Pictures do not belong in your copy. Repeat all the other data exactly.
[Exercise inputs — start]
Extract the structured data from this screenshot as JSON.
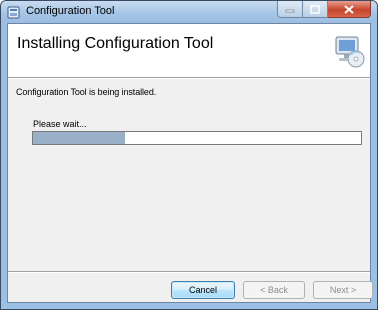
{
  "window": {
    "title": "Configuration Tool"
  },
  "banner": {
    "heading": "Installing Configuration Tool"
  },
  "content": {
    "status_text": "Configuration Tool is being installed.",
    "wait_text": "Please wait...",
    "progress_fraction": 0.28
  },
  "buttons": {
    "cancel": "Cancel",
    "back": "< Back",
    "next": "Next >"
  },
  "icons": {
    "app": "installer-icon",
    "banner": "computer-disc-icon",
    "minimize": "minimize-icon",
    "maximize": "maximize-icon",
    "close": "close-icon"
  }
}
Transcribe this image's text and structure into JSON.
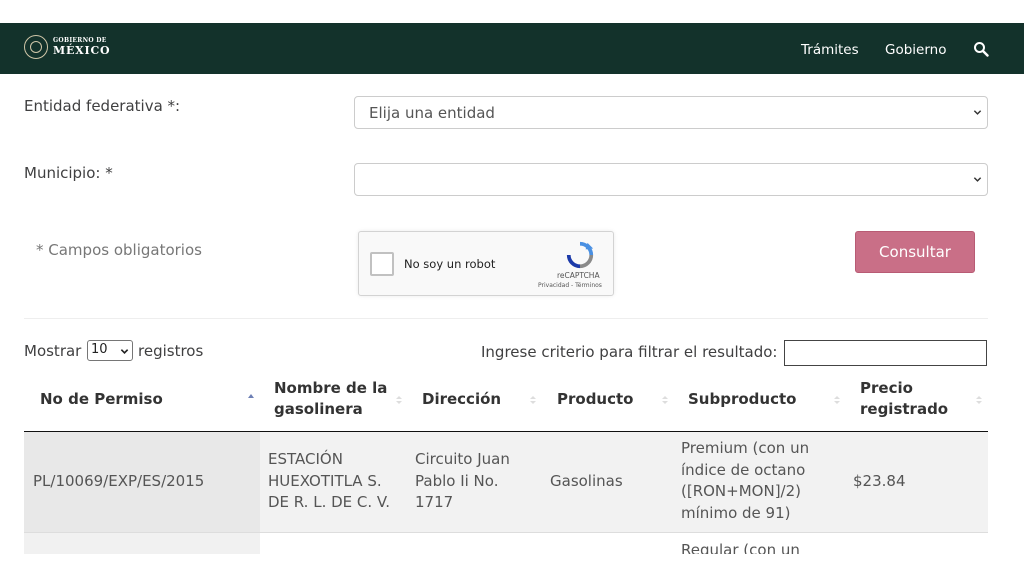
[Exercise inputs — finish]
**Answer to the exercise:**
Extract the structured data from this screenshot as JSON.
{
  "window": {
    "title": "Configuration Tool"
  },
  "banner": {
    "heading": "Installing Configuration Tool"
  },
  "content": {
    "status_text": "Configuration Tool is being installed.",
    "wait_text": "Please wait...",
    "progress_fraction": 0.28
  },
  "buttons": {
    "cancel": "Cancel",
    "back": "< Back",
    "next": "Next >"
  },
  "icons": {
    "app": "installer-icon",
    "banner": "computer-disc-icon",
    "minimize": "minimize-icon",
    "maximize": "maximize-icon",
    "close": "close-icon"
  }
}
Transcribe this image's text and structure into JSON.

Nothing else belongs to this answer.